Cultural adaptation is the process of an individual integrating into a new culture and feeling comfortable within the culture. A person in this position may encounter an array of emotions that are described in four different stages.
The different stages include the honeymoon, culture shock, recovery, and adjustment stages. Bicultural identity is an individual identifying with two different cultures while residing in; which can also be defined as biculturalism. Biculturalism is the presence of two different cultures in the same country or region. Biculturalism often represents the comfort and skill one possesses within their home culture and the culture of the country they have settled in. It is relevant to immigrants who have come from other countries, as well as the children of these immigrants. Although their children are born and raised in the adapted culture, they are significantly surrounded by their heritage culture at home with their families.
Biculturalism can also apply to individuals whom live in ethnic territories where their heritage culture is being maintained across generations (Hyun & Min-Sun, 2013).Influences of development of different modes of cultural adaptation When an immigrant migrates to a new country, or become part of a new culture there are ample surrounding resources available to help them adapt to their new-found culture.

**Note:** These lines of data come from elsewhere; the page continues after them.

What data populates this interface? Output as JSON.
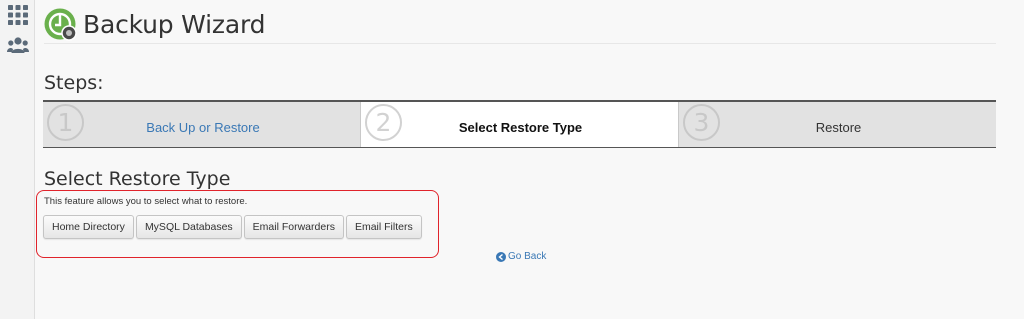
{
  "sidebar": {
    "icons": [
      "grid-icon",
      "users-icon"
    ]
  },
  "header": {
    "title": "Backup Wizard",
    "logo_icon": "backup-wizard-logo-icon"
  },
  "steps": {
    "heading": "Steps:",
    "items": [
      {
        "number": "1",
        "label": "Back Up or Restore",
        "state": "link"
      },
      {
        "number": "2",
        "label": "Select Restore Type",
        "state": "active"
      },
      {
        "number": "3",
        "label": "Restore",
        "state": "inactive"
      }
    ]
  },
  "main": {
    "title": "Select Restore Type",
    "description": "This feature allows you to select what to restore.",
    "buttons": [
      "Home Directory",
      "MySQL Databases",
      "Email Forwarders",
      "Email Filters"
    ],
    "go_back": "Go Back"
  },
  "colors": {
    "link": "#3a78b5",
    "highlight": "#e0232b",
    "logo_green": "#6ab04c"
  }
}
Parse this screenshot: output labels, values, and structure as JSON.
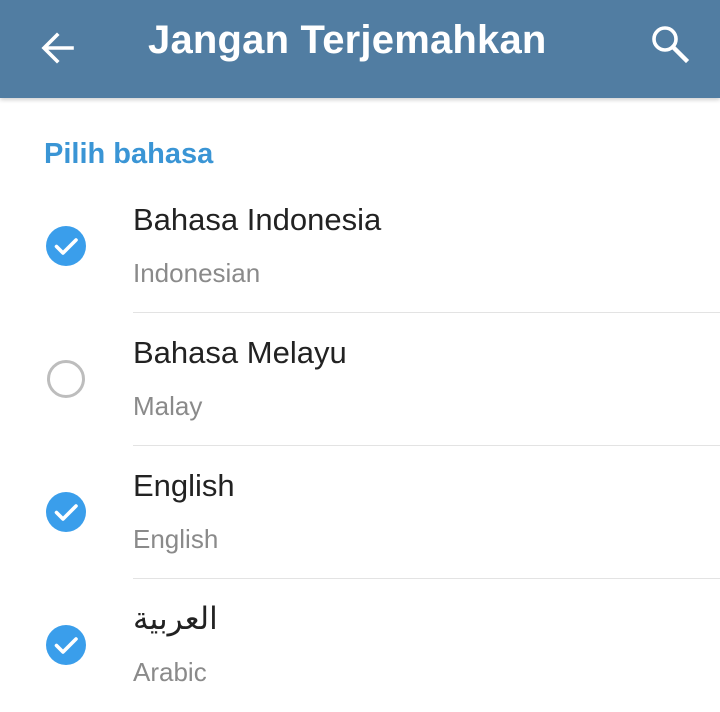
{
  "appbar": {
    "title": "Jangan Terjemahkan",
    "back_icon": "arrow-left-icon",
    "search_icon": "search-icon",
    "background_color": "#517da2"
  },
  "section": {
    "header": "Pilih bahasa",
    "header_color": "#3a95d5"
  },
  "languages": [
    {
      "name": "Bahasa Indonesia",
      "subtitle": "Indonesian",
      "checked": true
    },
    {
      "name": "Bahasa Melayu",
      "subtitle": "Malay",
      "checked": false
    },
    {
      "name": "English",
      "subtitle": "English",
      "checked": true
    },
    {
      "name": "العربية",
      "subtitle": "Arabic",
      "checked": true
    }
  ],
  "colors": {
    "check_fill": "#3a9eeb",
    "unchecked_ring": "#bdbdbd"
  }
}
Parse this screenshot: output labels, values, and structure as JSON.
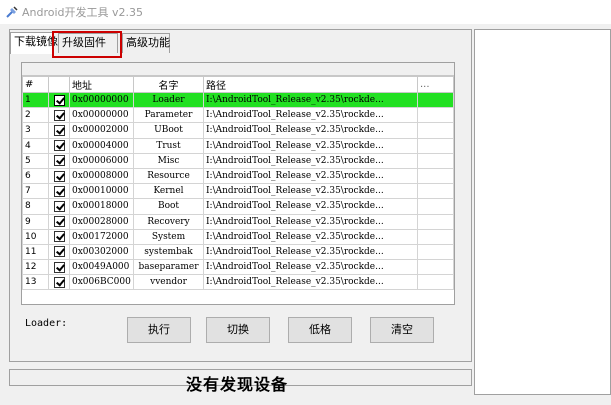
{
  "window": {
    "title": "Android开发工具 v2.35"
  },
  "tabs": [
    {
      "label": "下载镜像"
    },
    {
      "label": "升级固件"
    },
    {
      "label": "高级功能"
    }
  ],
  "grid": {
    "headers": {
      "idx": "#",
      "address": "地址",
      "name": "名字",
      "path": "路径",
      "extra": "..."
    },
    "rows": [
      {
        "idx": "1",
        "address": "0x00000000",
        "name": "Loader",
        "path": "I:\\AndroidTool_Release_v2.35\\rockde...",
        "selected": true
      },
      {
        "idx": "2",
        "address": "0x00000000",
        "name": "Parameter",
        "path": "I:\\AndroidTool_Release_v2.35\\rockde..."
      },
      {
        "idx": "3",
        "address": "0x00002000",
        "name": "UBoot",
        "path": "I:\\AndroidTool_Release_v2.35\\rockde..."
      },
      {
        "idx": "4",
        "address": "0x00004000",
        "name": "Trust",
        "path": "I:\\AndroidTool_Release_v2.35\\rockde..."
      },
      {
        "idx": "5",
        "address": "0x00006000",
        "name": "Misc",
        "path": "I:\\AndroidTool_Release_v2.35\\rockde..."
      },
      {
        "idx": "6",
        "address": "0x00008000",
        "name": "Resource",
        "path": "I:\\AndroidTool_Release_v2.35\\rockde..."
      },
      {
        "idx": "7",
        "address": "0x00010000",
        "name": "Kernel",
        "path": "I:\\AndroidTool_Release_v2.35\\rockde..."
      },
      {
        "idx": "8",
        "address": "0x00018000",
        "name": "Boot",
        "path": "I:\\AndroidTool_Release_v2.35\\rockde..."
      },
      {
        "idx": "9",
        "address": "0x00028000",
        "name": "Recovery",
        "path": "I:\\AndroidTool_Release_v2.35\\rockde..."
      },
      {
        "idx": "10",
        "address": "0x00172000",
        "name": "System",
        "path": "I:\\AndroidTool_Release_v2.35\\rockde..."
      },
      {
        "idx": "11",
        "address": "0x00302000",
        "name": "systembak",
        "path": "I:\\AndroidTool_Release_v2.35\\rockde..."
      },
      {
        "idx": "12",
        "address": "0x0049A000",
        "name": "baseparamer",
        "path": "I:\\AndroidTool_Release_v2.35\\rockde..."
      },
      {
        "idx": "13",
        "address": "0x006BC000",
        "name": "vvendor",
        "path": "I:\\AndroidTool_Release_v2.35\\rockde..."
      }
    ]
  },
  "loader_label": "Loader:",
  "buttons": {
    "execute": "执行",
    "switch": "切换",
    "lowformat": "低格",
    "clear": "清空"
  },
  "status": {
    "message": "没有发现设备"
  },
  "colors": {
    "selected_row": "#22e022",
    "highlight_box": "#cc0000"
  }
}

Although their family is not a reliable source of help especially if they are new to the culture as well, they can be a great support system considering they will be adapting to the culture as well. Family that is going through the migration with the individual will most likely influence the them to stick to their culture and move to a community that houses others of the same culture. If the individual chooses to live in a community in which the occupants are part of a different culture than their own, they can support them during the process of becoming aware of cultural beliefs, values, and norms. The community can also be a support system during the adaption process.
Why are influences of cultural adaptation important to social work practice?Culturally competent social work practice is high recognized in the profession and it is “deep-rooted” in core social work practice principles. Culturally competent social work strives to work within a client’s cultural background to address the many risks and protective factors. Cultural competency is a social work ethical decree and it possesses the potential for increasing the effectiveness of interventions by integrating the clients’ unique cultural assets. Culturally competent social work incorporates culturally based values, norms, and diverse ways of knowing (Mao & Liu, 2016). Influences of cultural adaptation is also important in social work practice because it can help the professional refer the individual to different services and groups they can benefit from during their transition into a new culture.